“It simply defies logic,” said Robert Webb, an Atlanta personal injury lawyer with Webb & D’Orazio, a law firm specializing in personal injury, malpractice, criminal defense, and business law. “Why would a utility company limit the gas or electric to the home of a senior or low income housing resident in the winter? For money? To make the resident involuntarily reduce their power consumption? Something is drastically wrong with that picture.”

This reported case made national headlines about the 93-year-old WWII veteran that had frozen to death in his house. His outraged family filed a wrongful death suit against the local light and power company and the city where he lived. “Was this man’s death preventable? Most definitely it was,” remarked Webb.

Instances like this raise questions about the moral and ethical responsibilities of power companies. “Who in their right mind would think to limit power to a 93-year-old man in the winter?” Webb asked. “What were they thinking? Yes, he may have been in arrears, but that does not give the city power corporation the license to act irresponsibly and negligently, by turning his power off.”
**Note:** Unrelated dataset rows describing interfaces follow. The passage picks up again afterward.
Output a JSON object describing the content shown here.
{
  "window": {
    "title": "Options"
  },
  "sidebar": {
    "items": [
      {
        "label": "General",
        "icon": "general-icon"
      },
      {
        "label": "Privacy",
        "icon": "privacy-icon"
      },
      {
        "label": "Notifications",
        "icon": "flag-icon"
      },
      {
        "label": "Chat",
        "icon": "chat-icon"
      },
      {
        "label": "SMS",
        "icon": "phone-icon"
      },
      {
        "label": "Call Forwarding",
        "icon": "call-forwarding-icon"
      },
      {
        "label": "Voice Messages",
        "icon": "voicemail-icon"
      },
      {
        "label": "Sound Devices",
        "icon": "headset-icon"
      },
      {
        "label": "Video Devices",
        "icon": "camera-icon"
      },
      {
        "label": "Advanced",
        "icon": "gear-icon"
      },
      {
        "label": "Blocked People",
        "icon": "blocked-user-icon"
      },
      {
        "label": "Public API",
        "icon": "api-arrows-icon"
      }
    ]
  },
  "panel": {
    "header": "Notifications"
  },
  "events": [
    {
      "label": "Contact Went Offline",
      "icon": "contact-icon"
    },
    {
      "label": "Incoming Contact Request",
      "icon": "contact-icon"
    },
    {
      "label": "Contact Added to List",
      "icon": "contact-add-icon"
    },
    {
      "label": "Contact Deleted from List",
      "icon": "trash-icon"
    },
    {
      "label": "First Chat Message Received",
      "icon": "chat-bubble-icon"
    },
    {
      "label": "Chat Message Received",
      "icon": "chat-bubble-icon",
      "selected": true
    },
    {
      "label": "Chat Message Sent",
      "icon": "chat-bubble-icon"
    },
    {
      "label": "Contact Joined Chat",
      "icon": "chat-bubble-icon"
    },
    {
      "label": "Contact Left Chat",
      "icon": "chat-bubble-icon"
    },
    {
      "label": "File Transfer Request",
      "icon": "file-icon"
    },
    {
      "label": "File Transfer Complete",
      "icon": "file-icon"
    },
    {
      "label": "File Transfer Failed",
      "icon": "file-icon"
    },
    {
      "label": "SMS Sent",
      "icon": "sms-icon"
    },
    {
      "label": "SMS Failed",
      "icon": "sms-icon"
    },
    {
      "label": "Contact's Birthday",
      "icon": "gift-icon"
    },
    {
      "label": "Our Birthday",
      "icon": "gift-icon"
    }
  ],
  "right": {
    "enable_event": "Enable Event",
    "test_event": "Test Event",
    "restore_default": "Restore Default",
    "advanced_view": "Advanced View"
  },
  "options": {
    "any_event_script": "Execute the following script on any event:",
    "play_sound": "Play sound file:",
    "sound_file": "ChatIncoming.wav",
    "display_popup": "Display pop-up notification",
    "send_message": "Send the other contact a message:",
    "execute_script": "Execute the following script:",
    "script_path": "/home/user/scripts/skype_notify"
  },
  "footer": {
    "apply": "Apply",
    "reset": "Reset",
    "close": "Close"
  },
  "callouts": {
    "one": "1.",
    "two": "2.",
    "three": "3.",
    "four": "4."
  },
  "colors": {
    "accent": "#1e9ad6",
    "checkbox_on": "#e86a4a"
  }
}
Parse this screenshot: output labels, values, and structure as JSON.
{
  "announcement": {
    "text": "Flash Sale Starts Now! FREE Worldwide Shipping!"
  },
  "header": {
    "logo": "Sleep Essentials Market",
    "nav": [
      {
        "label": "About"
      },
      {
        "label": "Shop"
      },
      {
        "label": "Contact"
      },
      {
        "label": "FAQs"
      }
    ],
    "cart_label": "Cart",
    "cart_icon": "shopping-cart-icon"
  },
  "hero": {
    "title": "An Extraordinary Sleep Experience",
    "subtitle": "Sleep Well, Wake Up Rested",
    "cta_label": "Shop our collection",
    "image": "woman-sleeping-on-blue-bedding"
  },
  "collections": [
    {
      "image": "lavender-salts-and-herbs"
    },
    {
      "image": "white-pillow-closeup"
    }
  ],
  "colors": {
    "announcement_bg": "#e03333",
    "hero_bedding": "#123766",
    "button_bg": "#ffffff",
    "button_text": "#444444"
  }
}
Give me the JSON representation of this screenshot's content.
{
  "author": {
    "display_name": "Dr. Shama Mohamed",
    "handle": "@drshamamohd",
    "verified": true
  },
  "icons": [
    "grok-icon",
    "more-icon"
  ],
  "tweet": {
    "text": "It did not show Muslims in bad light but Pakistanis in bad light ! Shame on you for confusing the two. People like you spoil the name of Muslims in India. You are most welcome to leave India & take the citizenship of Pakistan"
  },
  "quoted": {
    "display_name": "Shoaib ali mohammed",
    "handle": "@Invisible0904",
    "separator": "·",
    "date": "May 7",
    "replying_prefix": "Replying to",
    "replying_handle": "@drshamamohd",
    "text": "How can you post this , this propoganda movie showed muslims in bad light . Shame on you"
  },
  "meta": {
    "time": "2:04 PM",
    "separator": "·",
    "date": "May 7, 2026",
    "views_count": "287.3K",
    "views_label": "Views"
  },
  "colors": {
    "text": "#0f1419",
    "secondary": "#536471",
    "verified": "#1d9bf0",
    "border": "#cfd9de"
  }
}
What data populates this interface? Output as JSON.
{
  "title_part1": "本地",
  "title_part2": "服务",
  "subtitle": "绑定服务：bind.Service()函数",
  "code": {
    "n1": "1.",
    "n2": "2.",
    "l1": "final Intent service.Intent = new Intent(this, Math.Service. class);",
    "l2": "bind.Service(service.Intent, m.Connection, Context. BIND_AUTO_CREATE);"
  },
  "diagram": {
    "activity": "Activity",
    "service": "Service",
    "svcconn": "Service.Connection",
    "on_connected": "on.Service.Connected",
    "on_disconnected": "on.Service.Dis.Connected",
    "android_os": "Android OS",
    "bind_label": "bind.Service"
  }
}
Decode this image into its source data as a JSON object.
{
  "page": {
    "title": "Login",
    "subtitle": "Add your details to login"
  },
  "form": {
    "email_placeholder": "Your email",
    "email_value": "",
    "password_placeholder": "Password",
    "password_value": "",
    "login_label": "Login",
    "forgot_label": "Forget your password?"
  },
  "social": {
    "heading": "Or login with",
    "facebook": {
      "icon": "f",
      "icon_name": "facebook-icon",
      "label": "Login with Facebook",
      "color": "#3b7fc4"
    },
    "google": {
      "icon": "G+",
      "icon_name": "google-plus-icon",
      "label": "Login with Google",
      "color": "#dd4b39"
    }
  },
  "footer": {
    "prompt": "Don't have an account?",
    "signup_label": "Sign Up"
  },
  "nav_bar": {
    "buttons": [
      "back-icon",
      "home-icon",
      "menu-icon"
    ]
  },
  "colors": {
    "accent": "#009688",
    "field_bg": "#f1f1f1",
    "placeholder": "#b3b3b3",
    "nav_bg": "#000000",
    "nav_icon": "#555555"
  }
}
There are other issues involved in this case, and they relate to devices called limiters that are put on people’s meters to restrict the power going into a home. Residents with limiters can have the power turned back on, but at the age of 93, how would the man know that? How would he even know he had a limiter on his meter?

“The long and short of this story is that the city ordered the removal of all the limiters on people’s meters,” added Webb. “Too bad it had to come at the cost of a life. It’s obvious the city and the power corporation will have to seriously reconsider how they treat seniors and retool their policies for power consumption.” Additionally, legislation was passed by the state that bans government utilities from turning off electric or gas to seniors or low-income families.

While there are a lot of issues involved in this story, the main one for the family who filed the wrongful death lawsuit is that the city and the power utility was negligent in limiting or effectively turning his power off. Will this case win in court? “Likely it will,” opined Webb, “as anyone on a jury will relate to a senior relative facing a similar situation.”

For those that have faced a similar situation, the first phone call should be to a skilled Atlanta personal injury lawyer. Wrongful death lawsuits are civil matters and filed according to a statute of limitations in each state. It is important to act quickly to allow the lawyer time to mount a winning case.

Webb & D’Orazio are Atlanta personal injury lawyers practicing personal injury law, business law, and criminal defense in Atlanta Georgia.

Webb & D’Orazio
2551 Roswell Road
Suite 201
Marietta, GA 30062
Call: (800) 275-9144